The fifth in a series, GEM12 continued last year’s discussions on new strategies for accelerating growth and unlocking the economic potential of developing countries. It offered a platform for engaging new ideas while promoting direct interaction between those who create the ideas, and the implementers and supporters necessary to give the concepts “legs.”
Meeting topics ranged from “Building a State Capability: The PDIA Approach,” to “Emotion, Reason and Moral Progress.” Each expert presented a synopsis of their ideas and the sessions concluded with an open discussion between panelists and audience members.
Ricardo Hausmann, professor of the practice of economic development and CID director, analyzed the structure and dynamics of international development assistance as part of a discussion on "The Role of Networks in Building Prosperity."
“We went from a world that has very few sovereign states to a world that has many sovereign states. So this inequality between the regions of the world implied inequality across sovereigns. It implied an international governance relationship,” said Hausmann.
Lawrence Summers, Charles W. Eliot University Professor and former secretary of U.S. Treasury, talked about prospects for developing countries in a changing world.
“If the global economy grows, there’s only so much of a variety of commodities and rising demand is likely to increase the value of those commodities," he said. "I would be surprised if developing countries as a group did not enjoy more rapid growth than industrial countries as a group for the next several decades.”

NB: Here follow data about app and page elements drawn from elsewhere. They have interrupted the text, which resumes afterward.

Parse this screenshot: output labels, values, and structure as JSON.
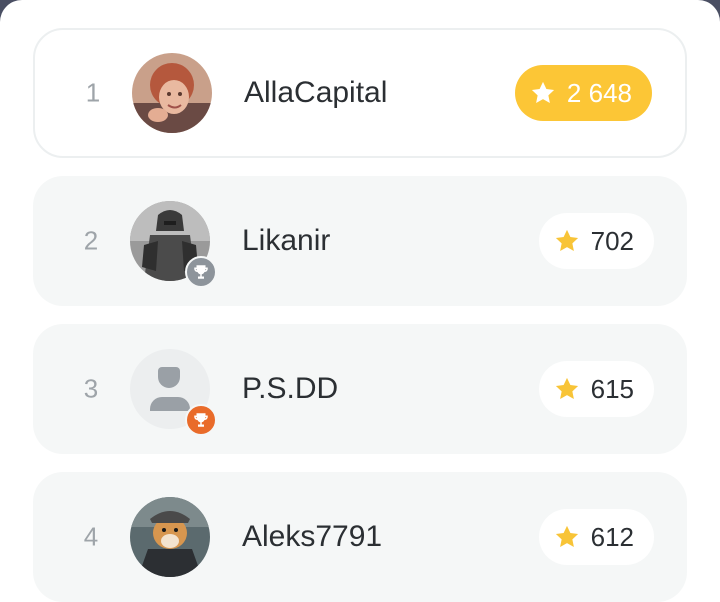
{
  "colors": {
    "gold": "#fcc636",
    "star": "#f8c437",
    "silver_trophy": "#8d949b",
    "bronze_trophy": "#e96b2a",
    "row_bg": "#f5f7f7"
  },
  "leaderboard": [
    {
      "rank": "1",
      "name": "AllaCapital",
      "score": "2 648",
      "avatar": "photo-woman",
      "trophy": "none",
      "highlight": true
    },
    {
      "rank": "2",
      "name": "Likanir",
      "score": "702",
      "avatar": "photo-knight",
      "trophy": "silver-trophy-icon",
      "highlight": false
    },
    {
      "rank": "3",
      "name": "P.S.DD",
      "score": "615",
      "avatar": "default-user-icon",
      "trophy": "bronze-trophy-icon",
      "highlight": false
    },
    {
      "rank": "4",
      "name": "Aleks7791",
      "score": "612",
      "avatar": "photo-dog",
      "trophy": "none",
      "highlight": false
    }
  ]
}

For more on GEM12 visit the Center for International Development GEM12 website.
Pictured (from L to R): Ricardo Hausmann, professor of the practice of economic development and CID director and Lawrence Summers, Charles W. Eliot University Professor and former secretary of U.S. Treasury.